As a result, in the workplace, extroverts are more likely to volunteer for multiple committees, be more social, and take on leadership roles. They may overpower certain clients or colleagues who try to keep things “strictly business”, and they can burnout due to over commitment. Introverts often prefer to work in solitude and can get angry if interrupted. They may wait for an assignment to be refused by others before stepping up. In leadership positions, introverts can utilize their impressive concentration and problem-solving skills, providing detailed, well thought-out plans. They make good diplomats since they are observing from a distance and can remain emotionally uninvolved.
It is important to realize that neither introvert nor extrovert is better than the other. Know who you are and honor your temperament. Recognize, understand, accept and support who you are to experience a greater sense of peace in your life.

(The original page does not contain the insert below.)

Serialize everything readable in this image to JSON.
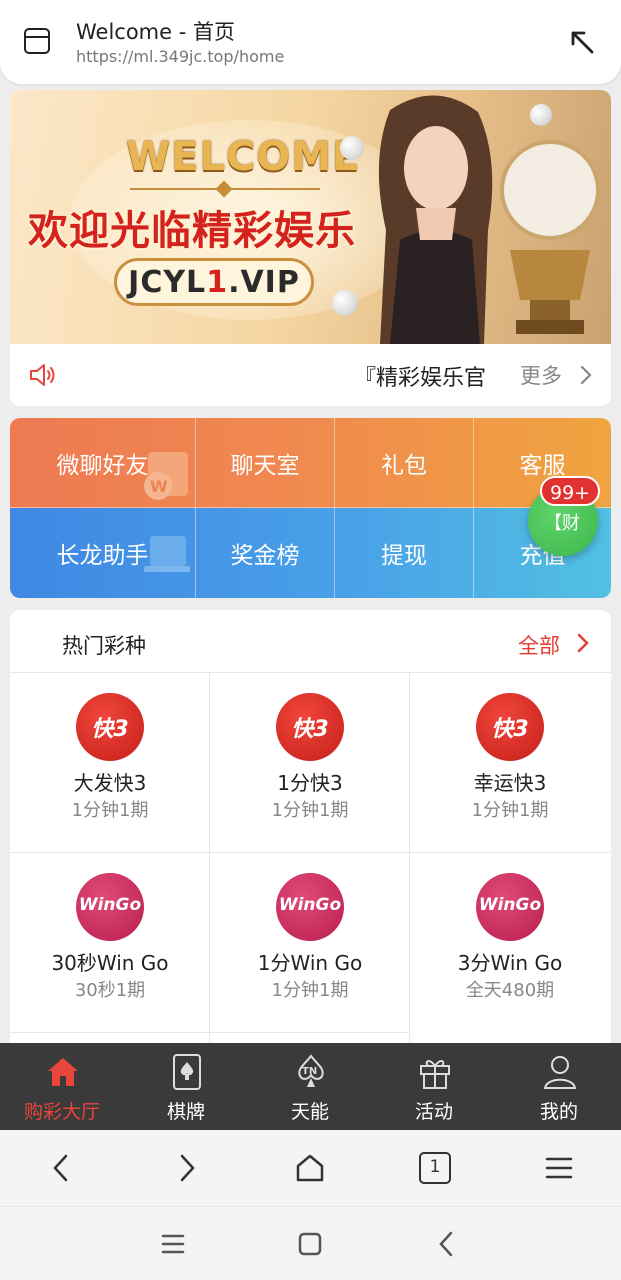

- Respect their privacy
- Privately reprimand or teach new skills
- Let them observe new situations
- Provide thinking time and don’t interrupt
- Offer transition time and notifications
- Encourage one similar best friend and don’t force more
- Don’t try to make them an extrovert
CARING FOR EXTROVERTS:
- Respect their independence
- Compliment publicly
- Accept and encourage enthusiasm
- Understand when they are busy
- Let them dive right in
Judy Lipson is a Licensed Professional Counselor and educational strategist in West Bloomfield, MI. She helps clients of all ages who have learning difficulties; work or school related anxiety; ADHD; Asperger’s Syndrome or Autism Spectrum Disorders; and those who wish to Remember and Become Who You Really Are. Contact Judy at 248.568.8665 and email@example.com, and visit www. SpiralWisdom.net for more information.